Retype every line of the records exactly.
● ● ●
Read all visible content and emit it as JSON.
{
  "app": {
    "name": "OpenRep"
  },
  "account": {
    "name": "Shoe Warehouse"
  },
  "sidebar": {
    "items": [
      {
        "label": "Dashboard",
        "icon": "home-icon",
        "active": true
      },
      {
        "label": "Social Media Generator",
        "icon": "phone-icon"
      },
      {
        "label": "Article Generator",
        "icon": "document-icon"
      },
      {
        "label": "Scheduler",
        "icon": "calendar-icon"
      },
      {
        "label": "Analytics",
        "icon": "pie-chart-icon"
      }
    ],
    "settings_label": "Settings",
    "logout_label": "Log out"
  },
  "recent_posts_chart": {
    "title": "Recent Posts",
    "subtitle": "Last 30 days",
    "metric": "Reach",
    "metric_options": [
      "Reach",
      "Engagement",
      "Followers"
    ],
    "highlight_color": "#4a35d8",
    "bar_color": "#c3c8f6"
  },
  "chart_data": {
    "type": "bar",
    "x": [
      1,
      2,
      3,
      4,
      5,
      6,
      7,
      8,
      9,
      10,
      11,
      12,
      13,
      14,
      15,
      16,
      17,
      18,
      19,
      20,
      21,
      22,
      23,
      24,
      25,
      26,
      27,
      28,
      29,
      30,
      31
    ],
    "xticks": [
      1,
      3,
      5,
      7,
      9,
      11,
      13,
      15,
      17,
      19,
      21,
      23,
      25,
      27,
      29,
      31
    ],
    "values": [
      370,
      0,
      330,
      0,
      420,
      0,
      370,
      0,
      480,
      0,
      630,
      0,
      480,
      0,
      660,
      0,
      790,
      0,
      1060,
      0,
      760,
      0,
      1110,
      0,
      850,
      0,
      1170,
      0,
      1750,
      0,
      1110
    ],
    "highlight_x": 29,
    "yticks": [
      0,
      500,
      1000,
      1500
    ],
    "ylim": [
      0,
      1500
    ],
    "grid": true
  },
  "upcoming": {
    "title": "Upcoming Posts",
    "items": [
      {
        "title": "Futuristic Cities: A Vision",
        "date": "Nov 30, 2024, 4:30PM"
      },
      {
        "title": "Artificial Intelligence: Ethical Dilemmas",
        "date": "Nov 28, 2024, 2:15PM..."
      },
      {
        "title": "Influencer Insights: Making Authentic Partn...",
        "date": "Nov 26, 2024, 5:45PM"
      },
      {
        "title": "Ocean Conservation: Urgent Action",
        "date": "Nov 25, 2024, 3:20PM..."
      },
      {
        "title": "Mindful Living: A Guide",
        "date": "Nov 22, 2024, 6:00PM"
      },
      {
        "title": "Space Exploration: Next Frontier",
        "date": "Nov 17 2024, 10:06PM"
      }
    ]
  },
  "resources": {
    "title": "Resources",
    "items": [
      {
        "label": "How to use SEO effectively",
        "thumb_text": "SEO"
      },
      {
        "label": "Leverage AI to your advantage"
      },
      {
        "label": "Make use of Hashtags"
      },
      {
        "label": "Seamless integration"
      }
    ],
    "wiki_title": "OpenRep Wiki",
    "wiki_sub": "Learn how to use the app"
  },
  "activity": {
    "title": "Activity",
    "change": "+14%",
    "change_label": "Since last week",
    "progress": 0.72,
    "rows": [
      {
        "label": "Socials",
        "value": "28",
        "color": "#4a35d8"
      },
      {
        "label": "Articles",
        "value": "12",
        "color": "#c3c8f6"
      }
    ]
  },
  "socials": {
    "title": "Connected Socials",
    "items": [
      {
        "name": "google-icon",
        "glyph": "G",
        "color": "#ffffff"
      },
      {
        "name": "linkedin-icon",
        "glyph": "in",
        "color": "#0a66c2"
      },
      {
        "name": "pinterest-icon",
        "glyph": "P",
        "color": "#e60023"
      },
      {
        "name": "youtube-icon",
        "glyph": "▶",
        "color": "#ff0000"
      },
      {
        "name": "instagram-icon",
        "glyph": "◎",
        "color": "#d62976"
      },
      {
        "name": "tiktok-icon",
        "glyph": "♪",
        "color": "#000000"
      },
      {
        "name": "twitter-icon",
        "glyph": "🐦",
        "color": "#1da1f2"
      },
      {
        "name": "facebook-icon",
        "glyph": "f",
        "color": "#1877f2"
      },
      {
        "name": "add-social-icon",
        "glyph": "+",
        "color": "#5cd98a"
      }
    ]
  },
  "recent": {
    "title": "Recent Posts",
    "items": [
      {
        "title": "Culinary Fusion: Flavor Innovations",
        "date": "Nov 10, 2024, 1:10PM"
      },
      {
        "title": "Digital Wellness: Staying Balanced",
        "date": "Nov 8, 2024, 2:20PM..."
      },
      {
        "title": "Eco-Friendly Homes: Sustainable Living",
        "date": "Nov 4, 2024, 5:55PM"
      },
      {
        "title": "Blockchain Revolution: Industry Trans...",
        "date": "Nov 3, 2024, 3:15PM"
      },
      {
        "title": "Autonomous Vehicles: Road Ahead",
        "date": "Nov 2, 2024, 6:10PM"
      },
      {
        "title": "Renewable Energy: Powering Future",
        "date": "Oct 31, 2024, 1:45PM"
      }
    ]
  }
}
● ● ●
## Exercise output
Read all visible content and emit it as JSON.
{
  "app": {
    "name": "OpenRep"
  },
  "account": {
    "name": "Shoe Warehouse"
  },
  "sidebar": {
    "items": [
      {
        "label": "Dashboard",
        "icon": "home-icon",
        "active": true
      },
      {
        "label": "Social Media Generator",
        "icon": "phone-icon"
      },
      {
        "label": "Article Generator",
        "icon": "document-icon"
      },
      {
        "label": "Scheduler",
        "icon": "calendar-icon"
      },
      {
        "label": "Analytics",
        "icon": "pie-chart-icon"
      }
    ],
    "settings_label": "Settings",
    "logout_label": "Log out"
  },
  "recent_posts_chart": {
    "title": "Recent Posts",
    "subtitle": "Last 30 days",
    "metric": "Reach",
    "metric_options": [
      "Reach",
      "Engagement",
      "Followers"
    ],
    "highlight_color": "#4a35d8",
    "bar_color": "#c3c8f6"
  },
  "chart_data": {
    "type": "bar",
    "x": [
      1,
      2,
      3,
      4,
      5,
      6,
      7,
      8,
      9,
      10,
      11,
      12,
      13,
      14,
      15,
      16,
      17,
      18,
      19,
      20,
      21,
      22,
      23,
      24,
      25,
      26,
      27,
      28,
      29,
      30,
      31
    ],
    "xticks": [
      1,
      3,
      5,
      7,
      9,
      11,
      13,
      15,
      17,
      19,
      21,
      23,
      25,
      27,
      29,
      31
    ],
    "values": [
      370,
      0,
      330,
      0,
      420,
      0,
      370,
      0,
      480,
      0,
      630,
      0,
      480,
      0,
      660,
      0,
      790,
      0,
      1060,
      0,
      760,
      0,
      1110,
      0,
      850,
      0,
      1170,
      0,
      1750,
      0,
      1110
    ],
    "highlight_x": 29,
    "yticks": [
      0,
      500,
      1000,
      1500
    ],
    "ylim": [
      0,
      1500
    ],
    "grid": true
  },
  "upcoming": {
    "title": "Upcoming Posts",
    "items": [
      {
        "title": "Futuristic Cities: A Vision",
        "date": "Nov 30, 2024, 4:30PM"
      },
      {
        "title": "Artificial Intelligence: Ethical Dilemmas",
        "date": "Nov 28, 2024, 2:15PM..."
      },
      {
        "title": "Influencer Insights: Making Authentic Partn...",
        "date": "Nov 26, 2024, 5:45PM"
      },
      {
        "title": "Ocean Conservation: Urgent Action",
        "date": "Nov 25, 2024, 3:20PM..."
      },
      {
        "title": "Mindful Living: A Guide",
        "date": "Nov 22, 2024, 6:00PM"
      },
      {
        "title": "Space Exploration: Next Frontier",
        "date": "Nov 17 2024, 10:06PM"
      }
    ]
  },
  "resources": {
    "title": "Resources",
    "items": [
      {
        "label": "How to use SEO effectively",
        "thumb_text": "SEO"
      },
      {
        "label": "Leverage AI to your advantage"
      },
      {
        "label": "Make use of Hashtags"
      },
      {
        "label": "Seamless integration"
      }
    ],
    "wiki_title": "OpenRep Wiki",
    "wiki_sub": "Learn how to use the app"
  },
  "activity": {
    "title": "Activity",
    "change": "+14%",
    "change_label": "Since last week",
    "progress": 0.72,
    "rows": [
      {
        "label": "Socials",
        "value": "28",
        "color": "#4a35d8"
      },
      {
        "label": "Articles",
        "value": "12",
        "color": "#c3c8f6"
      }
    ]
  },
  "socials": {
    "title": "Connected Socials",
    "items": [
      {
        "name": "google-icon",
        "glyph": "G",
        "color": "#ffffff"
      },
      {
        "name": "linkedin-icon",
        "glyph": "in",
        "color": "#0a66c2"
      },
      {
        "name": "pinterest-icon",
        "glyph": "P",
        "color": "#e60023"
      },
      {
        "name": "youtube-icon",
        "glyph": "▶",
        "color": "#ff0000"
      },
      {
        "name": "instagram-icon",
        "glyph": "◎",
        "color": "#d62976"
      },
      {
        "name": "tiktok-icon",
        "glyph": "♪",
        "color": "#000000"
      },
      {
        "name": "twitter-icon",
        "glyph": "🐦",
        "color": "#1da1f2"
      },
      {
        "name": "facebook-icon",
        "glyph": "f",
        "color": "#1877f2"
      },
      {
        "name": "add-social-icon",
        "glyph": "+",
        "color": "#5cd98a"
      }
    ]
  },
  "recent": {
    "title": "Recent Posts",
    "items": [
      {
        "title": "Culinary Fusion: Flavor Innovations",
        "date": "Nov 10, 2024, 1:10PM"
      },
      {
        "title": "Digital Wellness: Staying Balanced",
        "date": "Nov 8, 2024, 2:20PM..."
      },
      {
        "title": "Eco-Friendly Homes: Sustainable Living",
        "date": "Nov 4, 2024, 5:55PM"
      },
      {
        "title": "Blockchain Revolution: Industry Trans...",
        "date": "Nov 3, 2024, 3:15PM"
      },
      {
        "title": "Autonomous Vehicles: Road Ahead",
        "date": "Nov 2, 2024, 6:10PM"
      },
      {
        "title": "Renewable Energy: Powering Future",
        "date": "Oct 31, 2024, 1:45PM"
      }
    ]
  }
}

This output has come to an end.